out over huge expanses of industrial whir and jagged angular guitars,
very loping and hypnotic, brooding and drone-y, mysterious tribal
rituals stretched out into epic spaced out, abstract rhythmic jams.
Part two (lp #2) is 4 tracks, 40 minutes, two epic jams, both
16+ minutes, separated by two shorter tracks. The opener starts with
an endlessly hypnotic, near metal drum jam, over which guitars and
sound makers creak and keen, a crystalline web of high end sonics
over a swirling tribal rhythm. It could seemingly go on forever, and
it sort of does, but near the end it dissipates into a dark spacious
soundscape of distant clatter and thick rumbling buzz. After a one
minute rhythmic experiment, all freaked out psych rock effects and
super distorted drum sputter, the second lengthy jam kicks in, and
it's definitely the most mellow and blissed out track so far, some
muted free jazz skitter, over a slow burning expanse of chiming
guitars and smears of abstract melody all stretched into a near
static glacial groove. So nice. As if that weren't enough, the last 5
minutes is some of that fuzzy crumbling blurry ambience we can never
seem to get enough of. Soft focus and indistinct, shimmering guitars
wrapped in thick crumbling guitars and a glistening sonic glow, like
Tim Hecker, Fennesz, and that sort of thing, a gorgeous late night
coda of dreamy drone-y bliss.
For part three (originally the third lp), the group start out
by moving even further out into space (rock) on the ten minute
"Stellar Envelope", blown out crumbling sheets of distorted psych
guitar and dizzying FX wrapped around propulsive tribal beats,
feedback everywhere, it almost sounds like Hawkwind with all the
structure sucked out, leaving a huge swirling mass of psychedelic
tribal ambience, while managing to still rock somehow. The rest of
volume three area gorgeously obfuscated drift through a sonic
landscape at once rough and lo-fi and blissfully lush, strange
industrial clatter and clang is muted and smeared into mumbly
ambience, guitars are looped into hypnotic stretches of throbbing
drone, bits of dreamlike melody, simple spacious piano, are wreathed
in fuzz and warped into gorgeous slabs of pop ambient fuzz, the whole
thing is surprisingly tranquil and shimmery, especially after that
opening salvo, and the dense rhythmic intensity of the first two
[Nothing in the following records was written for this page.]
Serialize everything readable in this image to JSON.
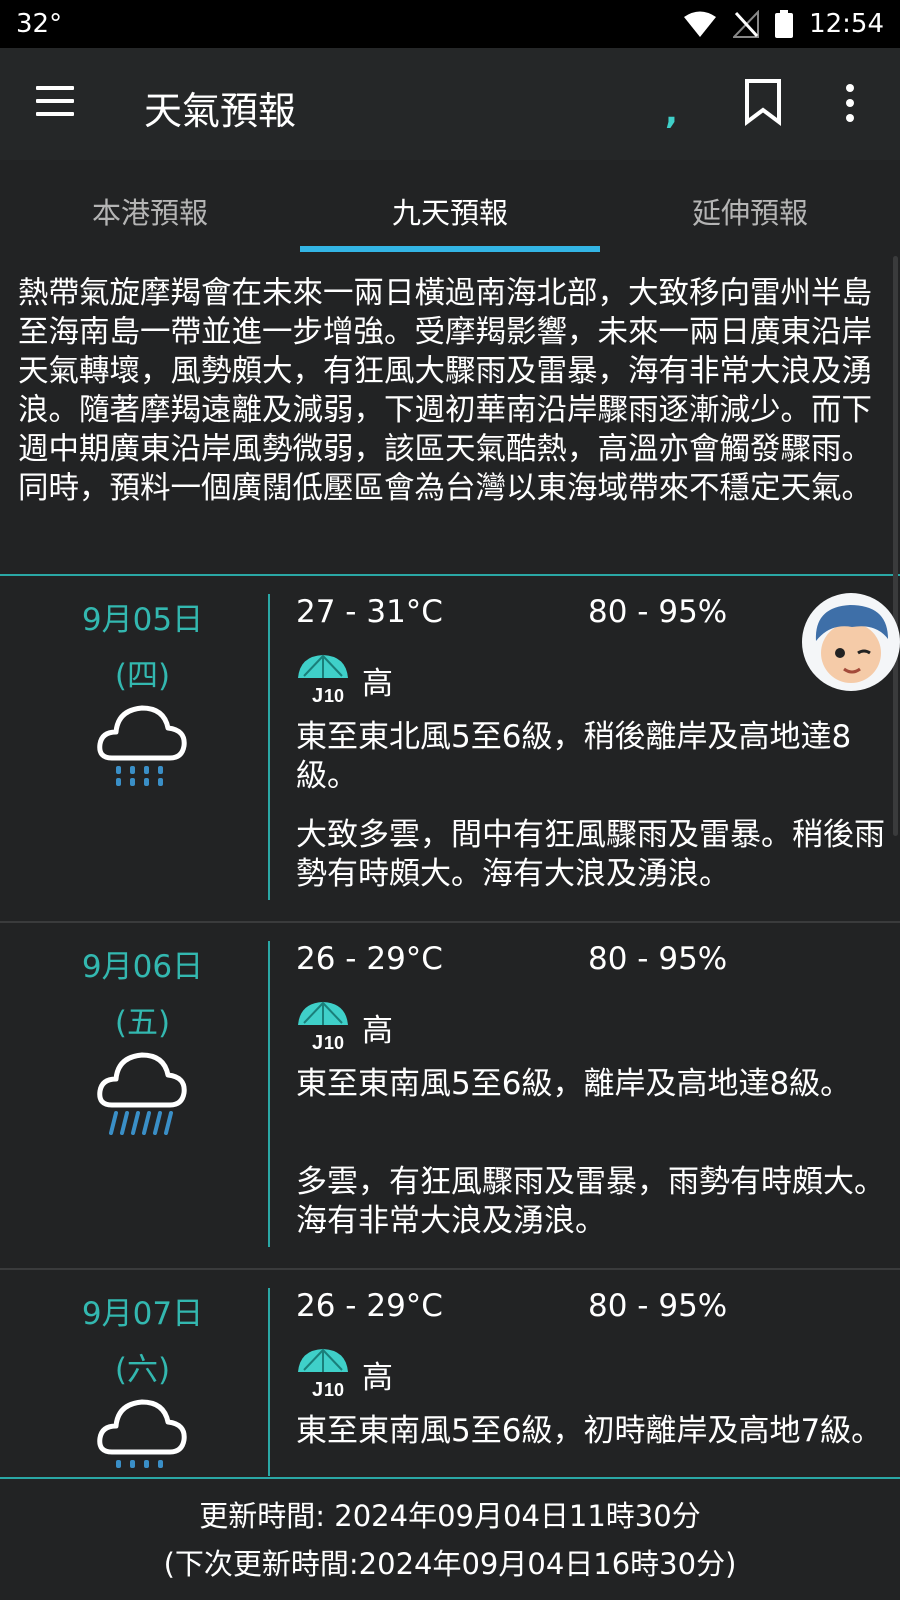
{
  "status_bar": {
    "temperature": "32°",
    "time": "12:54"
  },
  "app_bar": {
    "title": "天氣預報"
  },
  "tabs": [
    {
      "label": "本港預報",
      "active": false
    },
    {
      "label": "九天預報",
      "active": true
    },
    {
      "label": "延伸預報",
      "active": false
    }
  ],
  "summary": "熱帶氣旋摩羯會在未來一兩日橫過南海北部，大致移向雷州半島至海南島一帶並進一步增強。受摩羯影響，未來一兩日廣東沿岸天氣轉壞，風勢頗大，有狂風大驟雨及雷暴，海有非常大浪及湧浪。隨著摩羯遠離及減弱，下週初華南沿岸驟雨逐漸減少。而下週中期廣東沿岸風勢微弱，該區天氣酷熱，高溫亦會觸發驟雨。同時，預料一個廣闊低壓區會為台灣以東海域帶來不穩定天氣。",
  "forecast": [
    {
      "date": "9月05日",
      "weekday": "(四)",
      "temp": "27 - 31°C",
      "rh": "80 - 95%",
      "psr": "高",
      "wind": "東至東北風5至6級，稍後離岸及高地達8級。",
      "desc": "大致多雲，間中有狂風驟雨及雷暴。稍後雨勢有時頗大。海有大浪及湧浪。",
      "icon": "rain-cloud-icon"
    },
    {
      "date": "9月06日",
      "weekday": "(五)",
      "temp": "26 - 29°C",
      "rh": "80 - 95%",
      "psr": "高",
      "wind": "東至東南風5至6級，離岸及高地達8級。",
      "desc": "多雲，有狂風驟雨及雷暴，雨勢有時頗大。海有非常大浪及湧浪。",
      "icon": "heavy-rain-cloud-icon"
    },
    {
      "date": "9月07日",
      "weekday": "(六)",
      "temp": "26 - 29°C",
      "rh": "80 - 95%",
      "psr": "高",
      "wind": "東至東南風5至6級，初時離岸及高地7級。",
      "desc": "",
      "icon": "rain-cloud-icon"
    }
  ],
  "footer": {
    "updated": "更新時間: 2024年09月04日11時30分",
    "next_update": "(下次更新時間:2024年09月04日16時30分)"
  },
  "colors": {
    "accent": "#33b8b0",
    "tab_indicator": "#33b5e5",
    "background": "#222324"
  },
  "icons": [
    "menu-icon",
    "bookmark-icon",
    "more-vert-icon",
    "umbrella-psr-icon",
    "rain-cloud-icon",
    "heavy-rain-cloud-icon",
    "wifi-icon",
    "signal-icon",
    "battery-icon"
  ]
}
movements, but within the context of Tarentel's seriously epic Ghetto
Beat symphony, it couldn't sound more perfect.
The final movement (the 4th and last lp in the series) offers
up Ghetto Beats' heaviest moment in the form of "Somebody Fucks With Everybody", a sidelong doom dirge blow out, referencing everyone from SUNNO))) to Growing to Nadja, a thick glacial swirl of downtuned
guitars, wreathed in effulgent streaks of damaged outerspace FX and
psychrock solar flares, all underpinned by Neurosis style tribal
rhythms, constantly sounding as if any second the song will kick into
the heaviest riff of all time, but instead, it stretches on and on,
building and building, some sort of cosmic lo-fi krautrock ambience,
massive and heavy, but strangely dreamy and blissful.
The rest of Ghetto Beats pretty much eschews the titular beats
entirely, instead offering up several brief ambient drifts, the far
away foresty folk hovering above slow moving slabs of glacial low end
of "Where Time Forgot", the ultra brief scrape and shuffle of
"Isalais Delay", the murky disembodied post rock of "You Do This.
I'll Do That", a strange landscape of fuzzy melodies and indistinct
song fragments, all woven into some sort of soft focus fever dream,
and finally, "Lake Light", a two minute outro, the glorious final
flurry of sound in this epic sonic travelogue spread out over 2cds, a
gorgeously hopeful, sparkling glistening drift of shimmery harmonics,
and misty minor key flutter...
Like we mentioned before, we've loved everything Tarentel has
done in the past, but this is by far our favorite, and how could it
not be after drifting dreamily through two plus glorious hours of
Ghetto Beats, immersing ourselves in a dreamy, druggy, murky world of drifting space drones and propulsive beats, of fuzzed out shimmer and barely there ambience... So amazing!
Packaged in a super striking, full color, eight panel fold out
sleeve, limited to 3000 copies, each with a numbered metallic sticker
affixed to the front." [Aquarius Records]